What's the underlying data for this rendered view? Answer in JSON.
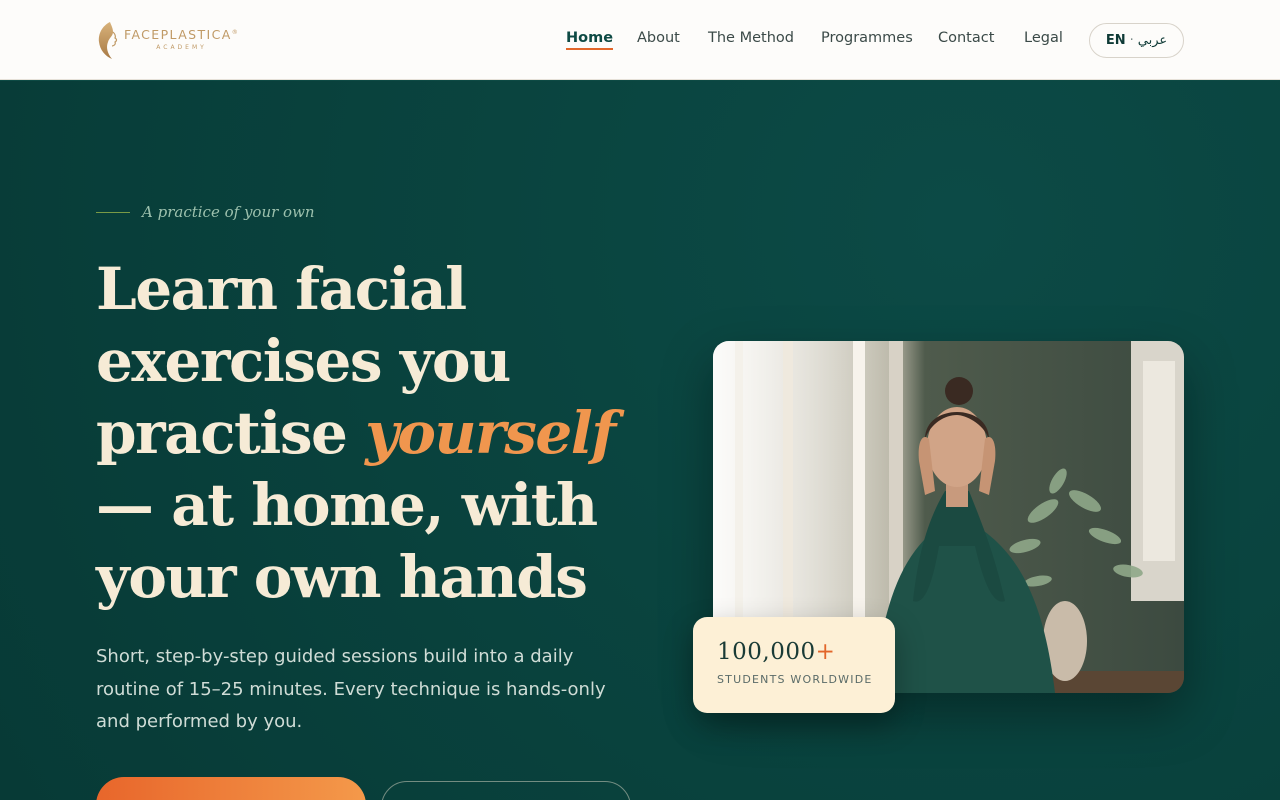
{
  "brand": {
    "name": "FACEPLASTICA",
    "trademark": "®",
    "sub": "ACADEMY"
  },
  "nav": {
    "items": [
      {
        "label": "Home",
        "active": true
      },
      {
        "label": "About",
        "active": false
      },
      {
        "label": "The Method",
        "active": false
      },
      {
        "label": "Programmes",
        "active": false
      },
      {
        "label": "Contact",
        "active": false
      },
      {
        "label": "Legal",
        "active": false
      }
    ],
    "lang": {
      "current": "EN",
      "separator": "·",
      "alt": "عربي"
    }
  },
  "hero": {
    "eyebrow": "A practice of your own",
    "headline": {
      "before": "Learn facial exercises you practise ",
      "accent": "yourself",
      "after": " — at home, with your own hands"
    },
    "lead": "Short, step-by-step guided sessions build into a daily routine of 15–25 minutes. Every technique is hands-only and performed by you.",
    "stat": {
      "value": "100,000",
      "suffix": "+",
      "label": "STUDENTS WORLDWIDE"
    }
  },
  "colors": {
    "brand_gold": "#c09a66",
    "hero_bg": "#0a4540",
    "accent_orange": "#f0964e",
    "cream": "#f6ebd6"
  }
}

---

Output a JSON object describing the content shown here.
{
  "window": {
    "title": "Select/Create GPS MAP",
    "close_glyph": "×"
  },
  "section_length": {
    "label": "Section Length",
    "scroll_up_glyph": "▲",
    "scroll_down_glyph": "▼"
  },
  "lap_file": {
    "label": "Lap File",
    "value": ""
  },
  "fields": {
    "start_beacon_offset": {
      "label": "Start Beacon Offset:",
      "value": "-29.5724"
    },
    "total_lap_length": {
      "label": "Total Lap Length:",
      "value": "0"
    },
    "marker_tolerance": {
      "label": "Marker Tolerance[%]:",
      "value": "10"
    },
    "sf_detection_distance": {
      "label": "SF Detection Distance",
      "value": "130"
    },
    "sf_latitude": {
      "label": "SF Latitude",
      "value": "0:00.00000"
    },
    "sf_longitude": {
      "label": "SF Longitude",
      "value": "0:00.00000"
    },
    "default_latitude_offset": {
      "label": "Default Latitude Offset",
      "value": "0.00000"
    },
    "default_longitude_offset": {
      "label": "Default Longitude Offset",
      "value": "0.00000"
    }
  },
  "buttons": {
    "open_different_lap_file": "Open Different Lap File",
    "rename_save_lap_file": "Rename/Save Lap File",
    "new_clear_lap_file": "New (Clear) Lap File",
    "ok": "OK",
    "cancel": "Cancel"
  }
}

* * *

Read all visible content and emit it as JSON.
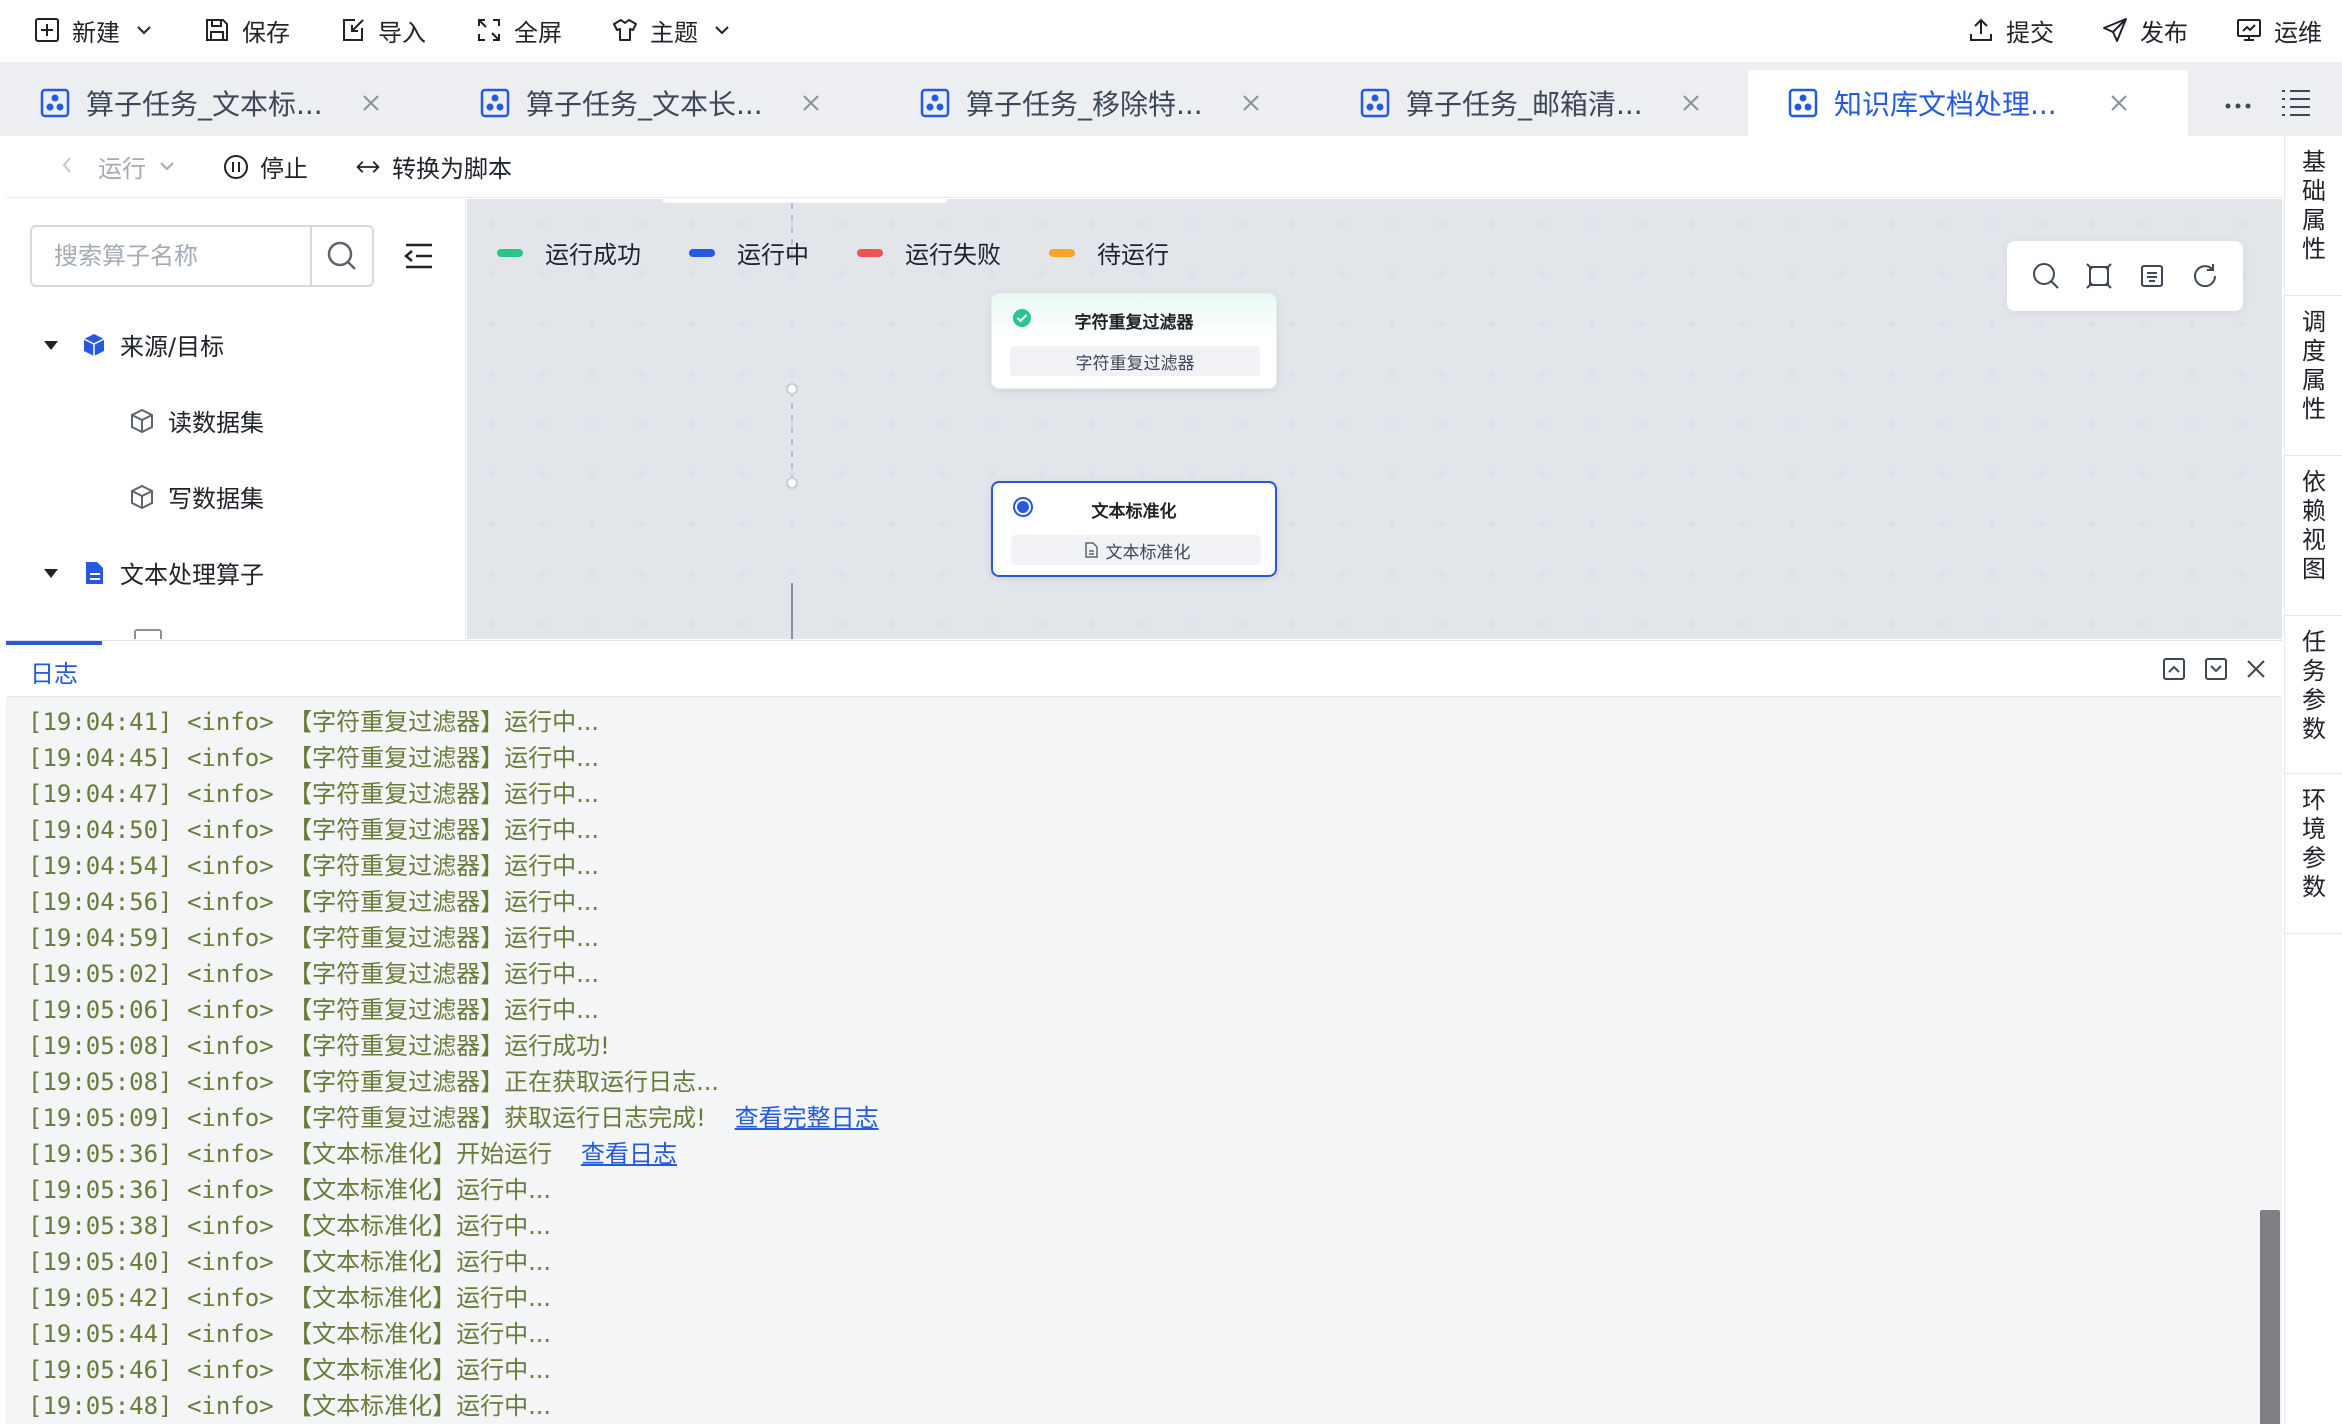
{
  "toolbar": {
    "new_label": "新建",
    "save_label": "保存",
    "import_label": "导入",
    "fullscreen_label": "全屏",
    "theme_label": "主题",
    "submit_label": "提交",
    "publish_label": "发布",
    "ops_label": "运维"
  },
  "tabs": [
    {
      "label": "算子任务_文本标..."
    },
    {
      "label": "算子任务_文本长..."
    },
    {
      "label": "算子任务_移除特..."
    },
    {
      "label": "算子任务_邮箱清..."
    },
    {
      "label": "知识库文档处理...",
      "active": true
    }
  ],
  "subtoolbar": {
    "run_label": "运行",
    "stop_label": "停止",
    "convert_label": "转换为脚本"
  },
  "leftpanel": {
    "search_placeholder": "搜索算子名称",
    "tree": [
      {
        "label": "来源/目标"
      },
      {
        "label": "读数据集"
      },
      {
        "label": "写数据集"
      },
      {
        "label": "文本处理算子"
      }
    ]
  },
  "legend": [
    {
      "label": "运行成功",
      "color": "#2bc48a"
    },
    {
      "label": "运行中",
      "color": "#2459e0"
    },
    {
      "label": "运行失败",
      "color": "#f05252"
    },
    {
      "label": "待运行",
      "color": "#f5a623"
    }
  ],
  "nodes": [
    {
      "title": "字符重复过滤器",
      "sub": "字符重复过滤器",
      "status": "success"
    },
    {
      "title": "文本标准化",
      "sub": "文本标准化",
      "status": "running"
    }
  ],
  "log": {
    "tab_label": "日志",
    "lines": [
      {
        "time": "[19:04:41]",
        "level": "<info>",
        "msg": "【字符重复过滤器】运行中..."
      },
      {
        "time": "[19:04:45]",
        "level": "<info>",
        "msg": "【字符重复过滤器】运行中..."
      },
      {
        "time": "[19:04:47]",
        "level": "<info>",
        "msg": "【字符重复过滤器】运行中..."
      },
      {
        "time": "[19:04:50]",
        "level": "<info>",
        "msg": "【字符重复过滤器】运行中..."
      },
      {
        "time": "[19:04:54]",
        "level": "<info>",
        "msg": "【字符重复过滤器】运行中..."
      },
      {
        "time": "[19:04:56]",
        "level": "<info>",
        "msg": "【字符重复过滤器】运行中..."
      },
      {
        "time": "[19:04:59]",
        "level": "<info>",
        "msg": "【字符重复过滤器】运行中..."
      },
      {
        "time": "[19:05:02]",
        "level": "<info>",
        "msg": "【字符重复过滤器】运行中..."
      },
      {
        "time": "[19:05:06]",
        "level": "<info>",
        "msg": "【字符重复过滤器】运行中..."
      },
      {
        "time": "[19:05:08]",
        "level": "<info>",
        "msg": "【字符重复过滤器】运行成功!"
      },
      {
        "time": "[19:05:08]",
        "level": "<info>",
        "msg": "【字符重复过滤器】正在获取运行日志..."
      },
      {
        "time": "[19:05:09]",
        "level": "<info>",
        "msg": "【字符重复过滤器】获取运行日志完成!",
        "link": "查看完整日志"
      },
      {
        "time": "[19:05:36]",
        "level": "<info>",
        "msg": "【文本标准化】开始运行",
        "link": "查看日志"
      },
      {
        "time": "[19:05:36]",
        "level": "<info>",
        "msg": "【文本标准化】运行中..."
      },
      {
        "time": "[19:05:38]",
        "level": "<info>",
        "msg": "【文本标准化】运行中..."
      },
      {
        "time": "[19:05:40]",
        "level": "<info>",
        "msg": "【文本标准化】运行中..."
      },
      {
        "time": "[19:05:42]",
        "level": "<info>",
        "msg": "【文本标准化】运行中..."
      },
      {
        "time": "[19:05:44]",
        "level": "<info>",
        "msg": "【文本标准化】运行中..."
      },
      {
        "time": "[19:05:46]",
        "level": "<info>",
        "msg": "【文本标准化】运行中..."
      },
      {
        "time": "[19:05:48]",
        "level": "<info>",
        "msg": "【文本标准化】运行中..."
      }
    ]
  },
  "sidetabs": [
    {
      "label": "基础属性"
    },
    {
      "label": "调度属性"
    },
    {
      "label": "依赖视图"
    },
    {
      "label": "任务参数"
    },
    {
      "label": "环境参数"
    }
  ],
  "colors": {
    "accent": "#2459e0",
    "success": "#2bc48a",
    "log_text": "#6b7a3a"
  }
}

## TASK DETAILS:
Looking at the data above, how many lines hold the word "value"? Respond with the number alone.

## RESPONSE TO THE EXERCISE:
10